Although it seemed like hours of creeping through the fog, in reality it was probably thirty minutes or less until we broke out of the fog when we were several hundred feet down the other side. As suddenly as it had come the fog was gone. The tension in the car broke with exhaled breaths, and a bit of lighthearted chatter picked back up.
Why do I tell this long story? I’m glad you asked.
In life we may be cruising along having a happy time – then suddenly, we are hit with the unexpected. It often feels quite like my trip through that fog bank.
- It interrupts our plans.
- We can’t see through the problem, and find ourselves anxious or fearful about the trek we are on.
- We try everything we know to do, but nothing gets us out of the situation, be it a health, relational, financial or another type situation.
- We find we are NOT in control. We are forced to trust – trust ourselves, trust God, trust the procedures or advice from the experts (the Owner’s manual).
- We must wait. And waiting is not the strong suit for most of us. But patience is a fruit of the spirit.
Our only recourse in those foggy life adventures, is to do what we know to do. That includes:

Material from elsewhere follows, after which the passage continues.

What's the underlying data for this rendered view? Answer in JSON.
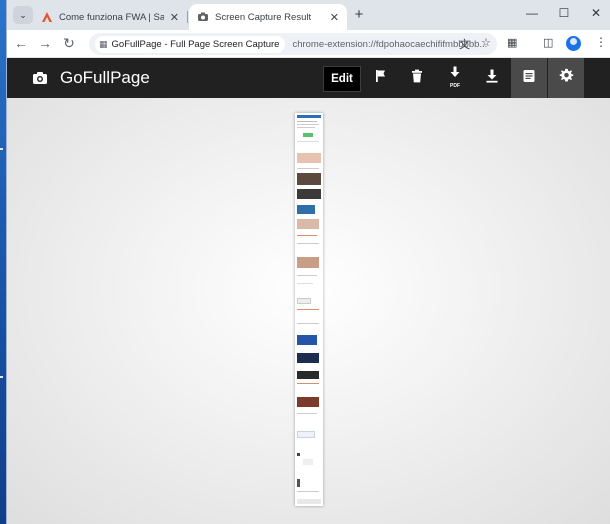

- dig in the Word
- seek godly wisdom from others who have gone through the situation
- wait in faith for God to bring us through the murky mess
- turn loose of control
As you face your next crisis, storm, or trial, remember these steps, and the following verses. The Father will guide you through your fog bank.
Isaiah 64:4 – Since ancient times no one has heard, no ear has perceived, no eye has seen any God besides you, who acts on behalf of those who wait for him.
Psalm 139:1-5 – You have searched me, Lord, and you know me. You know when I sit and when I rise; you perceive my thoughts from afar. You discern my going out and my lying down; you are familiar with all my ways. Before a word is on my tongue you, Lord, know it completely. You hem me in behind and before, and you lay your hand upon me.
Genesis 50:19-20 – But Joseph said to them, “Don’t be afraid. Am I in the place of God? You intended to harm me, but God intended it for good to accomplish what is now being done, the saving of many lives.
Romans 8:28 & 32 – And we know that in all things God works for the good of those who love him, who have been called according to his purpose. … 32 He who did not spare his own Son, but gave him up for us all—how will he not also, along with him, graciously give us all things?